So if emotions pass so quickly why can we sometimes feel ongoing suffering?  The suffering comes from continually pushing away our feelings, refusing to accept and integrate them, and resisting whatever circumstances we think are causing us to feel the way we do.  The suffering comes from the disconnection and the dissociation. the pain of moving away from our centre, separating parts of ourselves, or separating from ourselves.

The process is the same to bring ourselves back to a state of connection whether it is an emotional or a physical pain.  The question is how to move towards reconnection..  If we accept that emotional and physical dissociation is the same process of wanting to move away from the pain we are experiencing or anticipating, then the way back to wholeness is to come back to a place of embodiment.  Not back to the head- where most of us are residing most of the time- but back to our centre, our hara or tanden.  To bring our consciousness back into our body, at the centre of ourselves takes us immediately towards reconnection and wholeness.

Bringing our awareness back into our bodies, we then have a chance at finding that treasure.  The map is there, within our selves.  Once we are back, and from a place of embodiment - we can begin to listen and follow what our bodies tell us, see where they take us.  We can begin to build a relationship that brings us to a place of self trust and confidence.  Ignoring or blasting through our body’s signals at this point would be counterproductive, it would again cause us to shut off, split off and create anxiety.  This is where we can use the practice of feldenkrais, as a way in to bring ourselves to unity within the physical body, and then letting the world turn upside down using the physical body as a link and a perfect mirror between the thinking, physical, emotional and spiritual body is such a powerful way of working with ourselves. Then we use our selves as the mirror for what we are experiencing outside of ourselves in the world -(look around and see the heads disconnected from the bodies, see the leaders disconnected from the cost to the environment, and the trail of fear they leave around them.)

 

What's the Core got to do with it?

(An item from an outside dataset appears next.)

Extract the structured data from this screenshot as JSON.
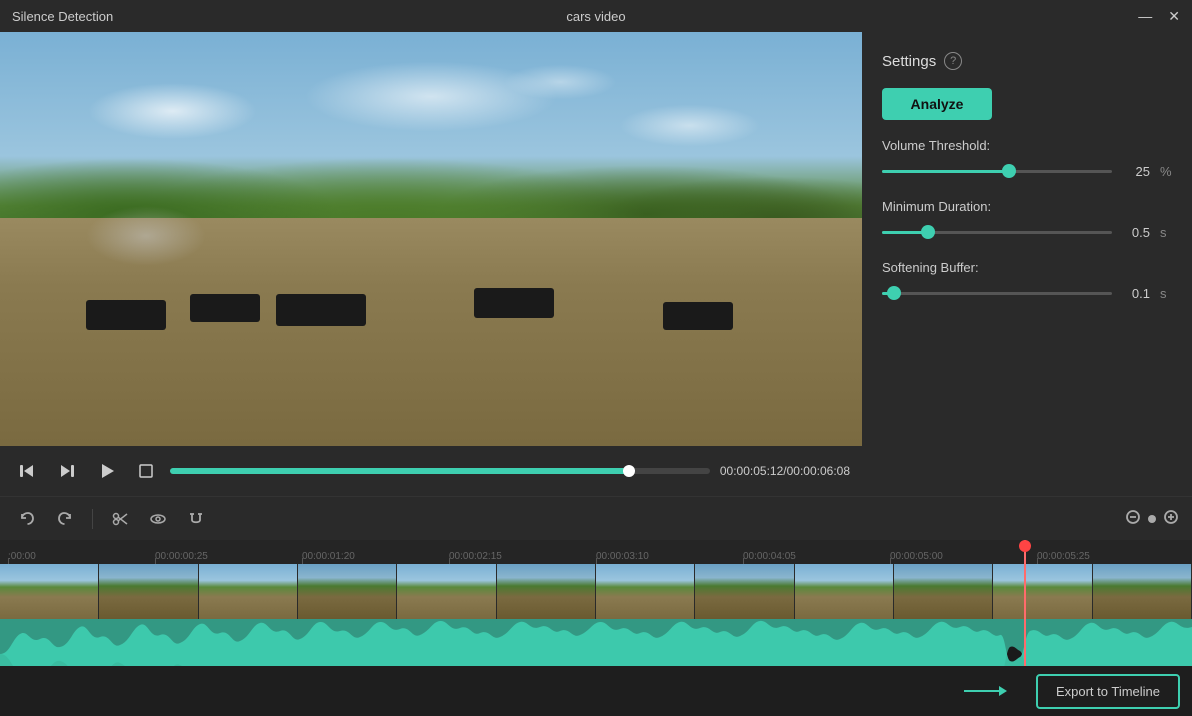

All of this intro is necessary to give an insight why I believe the practises that we have adopted as part of our standard training in rehab or fitness, ingrained in our culture around the concept of Core Stability are actually helping people to stay in a state of disconnection.  The physical core as an anatomical structure doesn’t exist, (see my previous post on this The Myth of Core Stability,) but the core as the centre of our being does

Now is the time we need to be even more connected to our centre- the world is so crazy that the only chance we have of navigating through is if we develop a deep trust with our own bodies as our guides.   If we instead train ourselves into bracing, stabilising, and leave our fear based beliefs unchallenged we are taking ourselves away into a state of disconnection again.  If we actively pursue a state of co-contraction of the belly and the back muscles- we actively bring ourselves into what Moshe Feldenkrais called the body posture of anxiety.   
This.. people.. right now.. is not a good idea :)  Core stability practices done without awareness of the bigger picture, make embodiment very difficult.  We need to understand that our true self, our true feelings, our true guidance resides around the pelvis and the lower belly.  Mindlessly protecting, holding, numbing, stabilising, whatever word we use, its disabling to our ability to use our body’s messages and reflection to bring us towards wholeness, connection to true state of peace and confidence, and to connection with another or with the world.  

Radically changing times call for radically different approaches.  The method I use to bring myself and the people I work with into a state of embodiment is feldenkrais.  You can find out more about how I work with this through my audio programs, workshops or retreats which will be announced soon. 

My next workshop is on this subject - The Myth of the Core Continues March 11-12th info here.

You can listen to a preview audio lesson from the Myth of Core Stability Workshop - listen here..